Using a Dewey decimal card storage drawer that the library was throwing out, she filed index cards by disease, with each one listing the person’s name, age, symptoms, medications, hobbies, interests, and attitude. “When someone contacted me, I would lay the cards out on the floor,” she says. “It was like the Match Game.” When she found a match, she would put the people in touch and inevitably they would call a few months later and tell her things like “This person has become my best friend” or “We talked all night the day before I had my surgery.”
Since then the growth of Friends Health Connection has been onward and upward. Johnson & Johnson provided initial funding. In 1990 Black was recognized by President George H.W. Bush as one of the Thousand Points of Light, and a press release by the White House press secretary spurred even more growth.
Fifteen years ago, Friends Health Connection added a lecture series featuring health and wellness leaders as well as inspirational speakers, and three years ago it added a nonprofit speaker’s bureau for hospitals, nonprofits, corporations, and conferences whose fees help support the organization. For years it has worked with hospitals to distribute information about Friends Health Connection when patients are admitted and discharged.
Black lived in East Patterson until second grade, when her parents separated and she and her mother moved to Allentown, Pennsylvania, to be close to her mother’s family. When Black was in fifth grade, they moved to Atlantic City.
Black’s father taught math and business in the worst section of the Bronx. Her mother was a registered nurse and an artist, who eventually went back to school in art therapy. So of course when Black was homebound, they would stop at A.C. Moore to load up on craft supplies. “I loved making things,” says Black. “It was a distraction, but it helped me relieve emotions within.” Spoken like the true daughter of an art therapist, Black says that making a mess was the exact opposite of a sterile hospital environment.
As a chronically ill person, Black has had to learn to adjust her life to the limitations her illness imposes. Because ultraviolet light from the sun can trigger a flare-up, for example, she and her husband will take walks or kayak close to sunset. “I’ve learned to appreciate that time of the day,” she says, “and my husband is right there with me.”
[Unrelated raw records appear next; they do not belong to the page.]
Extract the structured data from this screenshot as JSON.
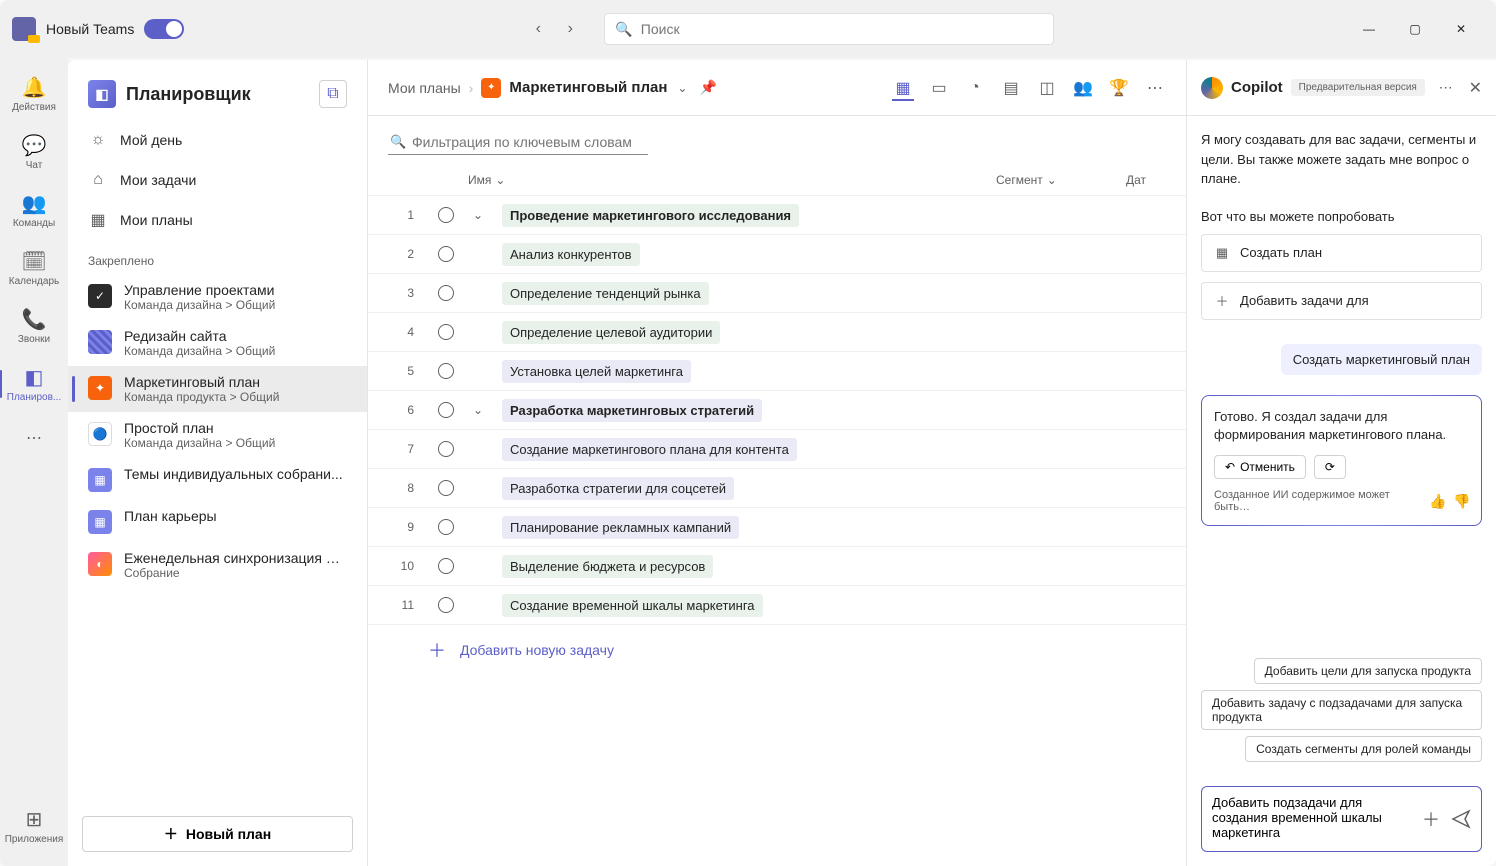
{
  "titlebar": {
    "app_name": "Новый Teams",
    "search_placeholder": "Поиск"
  },
  "rail": {
    "items": [
      {
        "label": "Действия",
        "icon": "🔔"
      },
      {
        "label": "Чат",
        "icon": "💬"
      },
      {
        "label": "Команды",
        "icon": "👥"
      },
      {
        "label": "Календарь",
        "icon": "📅"
      },
      {
        "label": "Звонки",
        "icon": "📞"
      },
      {
        "label": "Планиров...",
        "icon": "◧",
        "active": true
      }
    ],
    "apps_label": "Приложения"
  },
  "sidebar": {
    "title": "Планировщик",
    "items": [
      {
        "label": "Мой день",
        "icon": "☀"
      },
      {
        "label": "Мои задачи",
        "icon": "⌂"
      },
      {
        "label": "Мои планы",
        "icon": "▦"
      }
    ],
    "pinned_label": "Закреплено",
    "plans": [
      {
        "name": "Управление проектами",
        "sub": "Команда дизайна > Общий",
        "color": "#2b2b2b"
      },
      {
        "name": "Редизайн сайта",
        "sub": "Команда дизайна > Общий",
        "color": "#5b5fc7"
      },
      {
        "name": "Маркетинговый план",
        "sub": "Команда продукта > Общий",
        "color": "#f7630c",
        "active": true
      },
      {
        "name": "Простой план",
        "sub": "Команда дизайна > Общий",
        "color": "#ffffff"
      },
      {
        "name": "Темы индивидуальных собрани...",
        "sub": "",
        "color": "#7b83eb"
      },
      {
        "name": "План карьеры",
        "sub": "",
        "color": "#7b83eb"
      },
      {
        "name": "Еженедельная синхронизация ди...",
        "sub": "Собрание",
        "color": "#ff5ca1"
      }
    ],
    "new_plan_label": "Новый план"
  },
  "content": {
    "breadcrumb_parent": "Мои планы",
    "breadcrumb_title": "Маркетинговый план",
    "filter_placeholder": "Фильтрация по ключевым словам",
    "columns": {
      "name": "Имя",
      "segment": "Сегмент",
      "date": "Дат"
    },
    "tasks": [
      {
        "num": "1",
        "name": "Проведение маркетингового исследования",
        "bold": true,
        "expand": true,
        "color": "#e8f2ea"
      },
      {
        "num": "2",
        "name": "Анализ конкурентов",
        "color": "#e8f2ea"
      },
      {
        "num": "3",
        "name": "Определение тенденций рынка",
        "color": "#e8f2ea"
      },
      {
        "num": "4",
        "name": "Определение целевой аудитории",
        "color": "#e8f2ea"
      },
      {
        "num": "5",
        "name": "Установка целей маркетинга",
        "color": "#eaeaf7"
      },
      {
        "num": "6",
        "name": "Разработка маркетинговых стратегий",
        "bold": true,
        "expand": true,
        "color": "#eaeaf7"
      },
      {
        "num": "7",
        "name": "Создание маркетингового плана для контента",
        "color": "#eaeaf7"
      },
      {
        "num": "8",
        "name": "Разработка стратегии для соцсетей",
        "color": "#eaeaf7"
      },
      {
        "num": "9",
        "name": "Планирование рекламных кампаний",
        "color": "#eaeaf7"
      },
      {
        "num": "10",
        "name": "Выделение бюджета и ресурсов",
        "color": "#e8f2ea"
      },
      {
        "num": "11",
        "name": "Создание временной шкалы маркетинга",
        "color": "#e8f2ea"
      }
    ],
    "add_task_label": "Добавить новую задачу"
  },
  "copilot": {
    "title": "Copilot",
    "badge": "Предварительная версия",
    "intro": "Я могу создавать для вас задачи, сегменты и цели. Вы также можете задать мне вопрос о плане.",
    "try_label": "Вот что вы можете попробовать",
    "cards": [
      {
        "label": "Создать план",
        "icon": "▦"
      },
      {
        "label": "Добавить задачи для",
        "icon": "+"
      }
    ],
    "user_msg": "Создать маркетинговый план",
    "ai_msg": "Готово. Я создал задачи для формирования маркетингового плана.",
    "undo_label": "Отменить",
    "disclaimer": "Созданное ИИ содержимое может быть…",
    "suggestions": [
      "Добавить цели для запуска продукта",
      "Добавить задачу с подзадачами для запуска продукта",
      "Создать сегменты для ролей команды"
    ],
    "input_value": "Добавить подзадачи для создания временной шкалы маркетинга"
  }
}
From her experience as a patient, she has also learned about the do’s and don’ts of care-giving. When she was sick and living at home, her mother would do everything for her, but her friends at college used an approach that was much healthier psychologically. They would say to her. “Tell us what you really can’t do. You can’t stretch and can’t lift, but you can wash dishes.” Because they expected her to pitch in like everyone else in ways she was able, she did not feel helpless or like a burden.
For Black, the process of helping so many people through major life challenges has taught her to see the commonalities among human beings. “When push comes to shove, we’re all people,” she says. “None of us is immune to illness, no matter what religion or ethnic background or how wealthy we are.”
To date, the Friends Health Connection has linked up about 15,000 people. Among these have been famous people like Deepak Chopra, Andrew Weil, and Christopher Reeve. But what Black calls the “unexpected blessings” in the title of her book can come from anyone — like the hospital cleaning lady who sang “Amazing Grace” for her. Black says, “I think about what stands out from my life and all my experiences are the people who come in and out of your life, remain unnamed, but profoundly impact how you see things, the experiences you have, and how you interpret the world.”
Author Event, Thursday, October 30, 7 p.m., RWJ Hamilton Center for Health & Wellness, 3100 Quakerbridge Road, Hamilton. Roxanne Black, author of “Unexpected Blessings” and founder of Friends’ Health Connection. Booksigning and talk. Register. Free. 800-483-7436 or www.friendshealthconnection.org.